A new opt-out system for organ donation which could save hundreds of lives each year has moved a step closer to becoming law.
Under the plans, adults will be presumed to be organ donors unless they have specifically recorded their decision not to be.
The Government has estimated that such a scheme would save up to 700 lives each year.
The measures, put forward in the Organ Donation (Deemed Consent) Bill, follow on from a high profile campaign by 10-year-old Max Johnson, who was saved by a heart transplant and subsequently demanded a change in the law.
By changing the law on #OrganDonation to #OptOut, "Max's Law" will save hundreds of lives. Whatever their party, please ask your MP to support the bill through its 3rd reading on Friday 26th October. https://t.co/T6vWEzbrFn ❤️ @Geoffrey4CovNWpic.twitter.com/PMbmTQsuOV
— Dan Jarvis (@DanJarvisMP) October 19, 2018
Labour MP Dan Jarvis, who spoke in support of the Private Members’ Bill, said: “This is a Bill which will save lives, but it is important to note that of all the people who died in the UK last year only about 1% died in circumstances that would have made a donation possible.
“This means that even though hundreds of thousands of people across the country are registered as potential donors, only a small handful will ever be in a situation that would allow a donation to take place.

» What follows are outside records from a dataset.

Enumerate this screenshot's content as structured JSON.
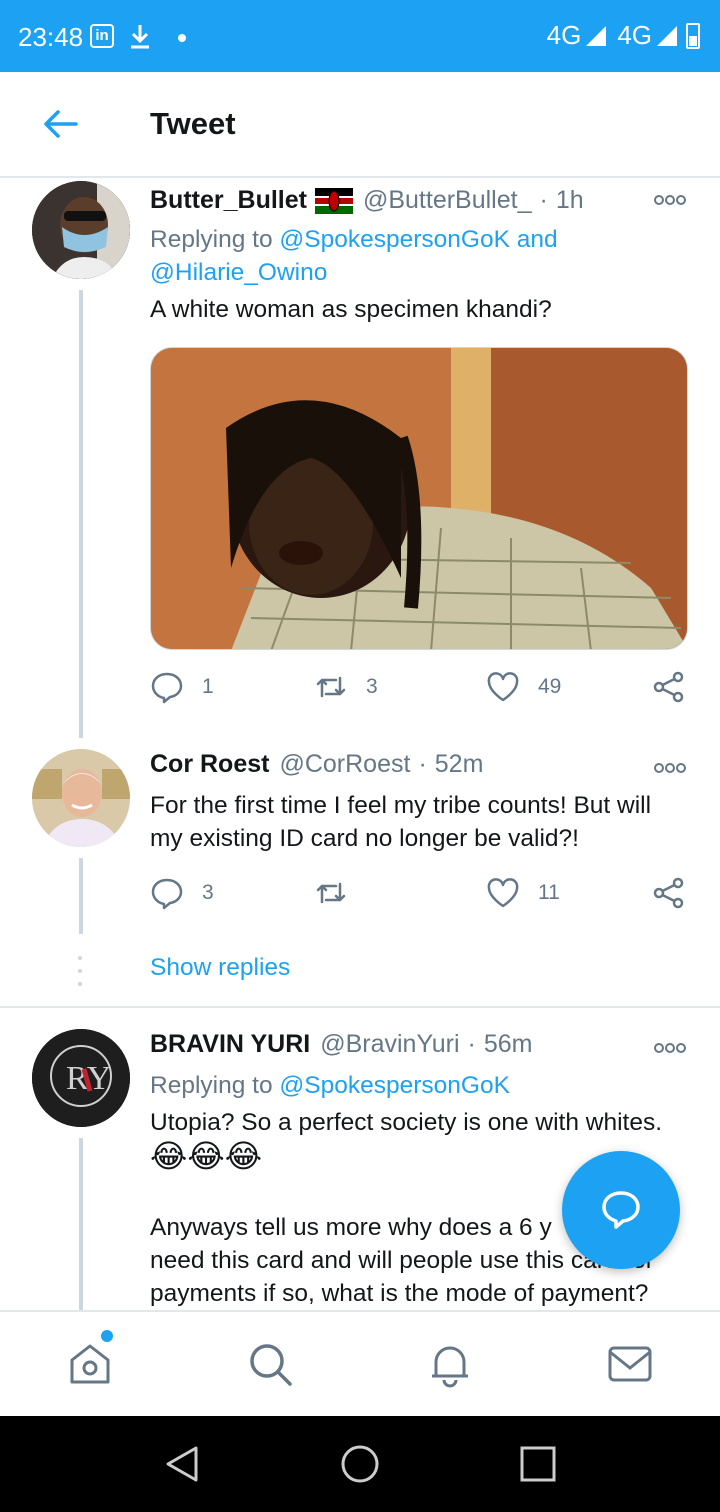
{
  "status_bar": {
    "time": "23:48",
    "app_icon": "in",
    "network": "4G",
    "network2": "4G"
  },
  "header": {
    "title": "Tweet"
  },
  "tweets": [
    {
      "name": "Butter_Bullet",
      "flag": "kenya-flag",
      "handle": "@ButterBullet_",
      "time": "1h",
      "reply_prefix": "Replying to",
      "mentions": [
        "@SpokespersonGoK",
        "and",
        "@Hilarie_Owino"
      ],
      "text": "A white woman as specimen khandi?",
      "replies": "1",
      "retweets": "3",
      "likes": "49"
    },
    {
      "name": "Cor Roest",
      "handle": "@CorRoest",
      "time": "52m",
      "text": "For the first time I feel my tribe counts! But will my existing ID card no longer be valid?!",
      "replies": "3",
      "retweets": "",
      "likes": "11"
    },
    {
      "name": "BRAVIN YURI",
      "handle": "@BravinYuri",
      "time": "56m",
      "reply_prefix": "Replying to",
      "mentions": [
        "@SpokespersonGoK"
      ],
      "text_line1": "Utopia? So a perfect society is one with whites.",
      "emoji": "😂😂😂",
      "text_para2_line1": "Anyways tell us more  why does a 6 y",
      "text_para2_line2": "need this card and will people use this card for",
      "text_para2_line3": "payments if so, what is the mode of payment?"
    }
  ],
  "show_replies": "Show replies",
  "bravin_avatar_initials": "RY",
  "colors": {
    "accent": "#1da1f2",
    "text": "#14171a",
    "muted": "#657786",
    "border": "#e1e8ed"
  }
}
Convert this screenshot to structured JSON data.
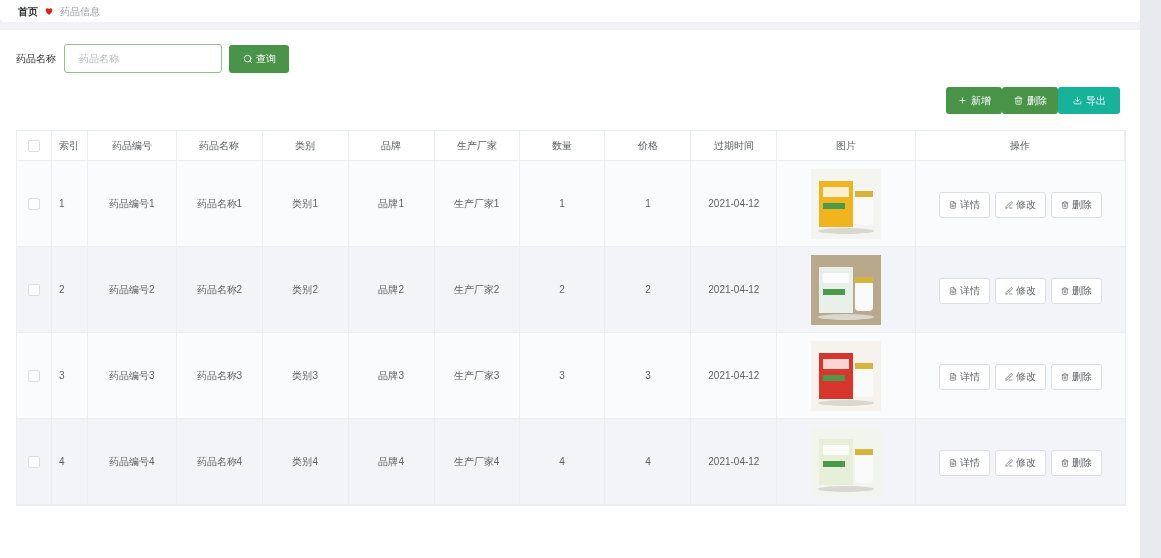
{
  "breadcrumb": {
    "home": "首页",
    "current": "药品信息"
  },
  "search": {
    "label": "药品名称",
    "placeholder": "药品名称",
    "button": "查询"
  },
  "actions": [
    {
      "kind": "add",
      "label": "新增"
    },
    {
      "kind": "delete",
      "label": "删除"
    },
    {
      "kind": "export",
      "label": "导出"
    }
  ],
  "table": {
    "columns": [
      "索引",
      "药品编号",
      "药品名称",
      "类别",
      "品牌",
      "生产厂家",
      "数量",
      "价格",
      "过期时间",
      "图片",
      "操作"
    ],
    "header_checked": false,
    "rows": [
      {
        "checked": false,
        "cells": [
          "1",
          "药品编号1",
          "药品名称1",
          "类别1",
          "品牌1",
          "生产厂家1",
          "1",
          "1",
          "2021-04-12"
        ],
        "image": {
          "kind": "picture"
        },
        "buttons": [
          {
            "kind": "detail",
            "label": "详情"
          },
          {
            "kind": "edit",
            "label": "修改"
          },
          {
            "kind": "delete",
            "label": "删除"
          }
        ]
      },
      {
        "checked": false,
        "cells": [
          "2",
          "药品编号2",
          "药品名称2",
          "类别2",
          "品牌2",
          "生产厂家2",
          "2",
          "2",
          "2021-04-12"
        ],
        "image": {
          "kind": "picture"
        },
        "buttons": [
          {
            "kind": "detail",
            "label": "详情"
          },
          {
            "kind": "edit",
            "label": "修改"
          },
          {
            "kind": "delete",
            "label": "删除"
          }
        ]
      },
      {
        "checked": false,
        "cells": [
          "3",
          "药品编号3",
          "药品名称3",
          "类别3",
          "品牌3",
          "生产厂家3",
          "3",
          "3",
          "2021-04-12"
        ],
        "image": {
          "kind": "picture"
        },
        "buttons": [
          {
            "kind": "detail",
            "label": "详情"
          },
          {
            "kind": "edit",
            "label": "修改"
          },
          {
            "kind": "delete",
            "label": "删除"
          }
        ]
      },
      {
        "checked": false,
        "cells": [
          "4",
          "药品编号4",
          "药品名称4",
          "类别4",
          "品牌4",
          "生产厂家4",
          "4",
          "4",
          "2021-04-12"
        ],
        "image": {
          "kind": "picture"
        },
        "buttons": [
          {
            "kind": "detail",
            "label": "详情"
          },
          {
            "kind": "edit",
            "label": "修改"
          },
          {
            "kind": "delete",
            "label": "删除"
          }
        ]
      }
    ]
  }
}
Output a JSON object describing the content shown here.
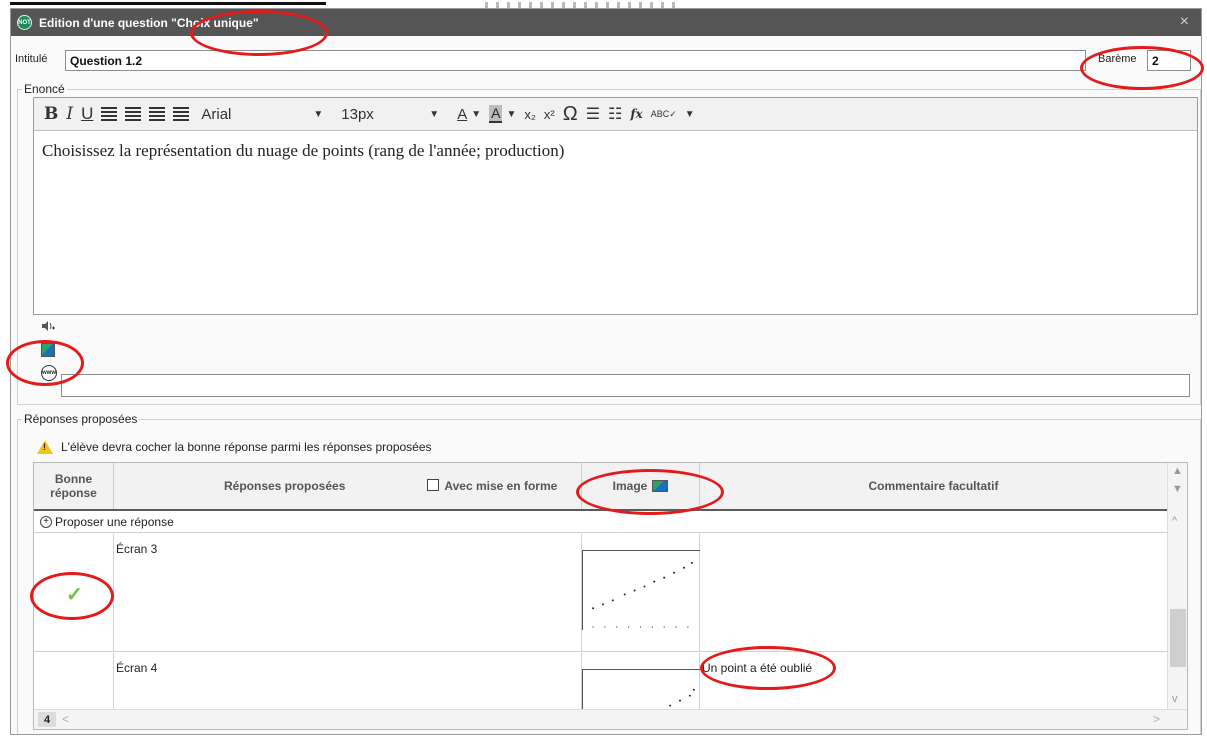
{
  "window": {
    "logo_text": "NOT",
    "title": "Edition d'une question \"Choix unique\"",
    "close_symbol": "×"
  },
  "form": {
    "intitule_label": "Intitulé",
    "intitule_value": "Question 1.2",
    "bareme_label": "Barème",
    "bareme_value": "2"
  },
  "enonce": {
    "legend": "Enoncé",
    "toolbar": {
      "bold": "B",
      "italic": "I",
      "underline": "U",
      "font": "Arial",
      "size": "13px",
      "color": "A",
      "highlight": "A",
      "subscript": "x₂",
      "superscript": "x²",
      "omega": "Ω",
      "formula": "fx",
      "spell": "ABC✓"
    },
    "text": "Choisissez la représentation du nuage de points (rang de l'année; production)"
  },
  "media": {
    "link_label": "www",
    "url_value": ""
  },
  "reponses": {
    "legend": "Réponses proposées",
    "warning": "L'élève devra cocher la bonne réponse parmi les réponses proposées",
    "columns": {
      "bonne": "Bonne réponse",
      "proposees": "Réponses proposées",
      "mise_en_forme": "Avec mise en forme",
      "image": "Image",
      "commentaire": "Commentaire facultatif"
    },
    "propose_label": "Proposer une réponse",
    "rows": [
      {
        "label": "Écran 3",
        "correct": true,
        "comment": ""
      },
      {
        "label": "Écran 4",
        "correct": false,
        "comment": "Un point a été oublié"
      }
    ],
    "count": "4"
  },
  "colors": {
    "titlebar": "#555555",
    "highlight": "#e31b1b",
    "check": "#6ebf3c"
  }
}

“This is one of the main reasons why today in the UK there are thousands of people waiting for an organ donation and why every year hundreds of people will die waiting.
“This loss of life is devastating but it is not inevitable.”
He added: “I believe that moving to an opt-out system for organ donation, like the one they have in Wales, will add thousands of names to the donor register, meaning that once the Bill is passed hundreds of lives could be saved.
“This is not about the state taking control of people’s organs or shaming people into donating. If people do want to opt-out that is absolutely fine and I am entirely respectful of any decision of any one for whatever reason so to do, no questions will be asked and there will be no hard feelings.”
The organ donation (deemed consent) bill has passed third reading without a division. It now goes to the Lords.
— PARLY (@ParlyApp) October 26, 2018
The Bill cleared the Commons after receiving its third reading and will undergo further scrutiny in the Lords at a later date.
The measures are expected to come into effect in England in spring 2020 – because the timetable for its introduction will allow for a year of “transition” to the new law.
The Government has said it would also encourage people to discuss, with their families, the issue of whether they would want to be a donor in the event of their death.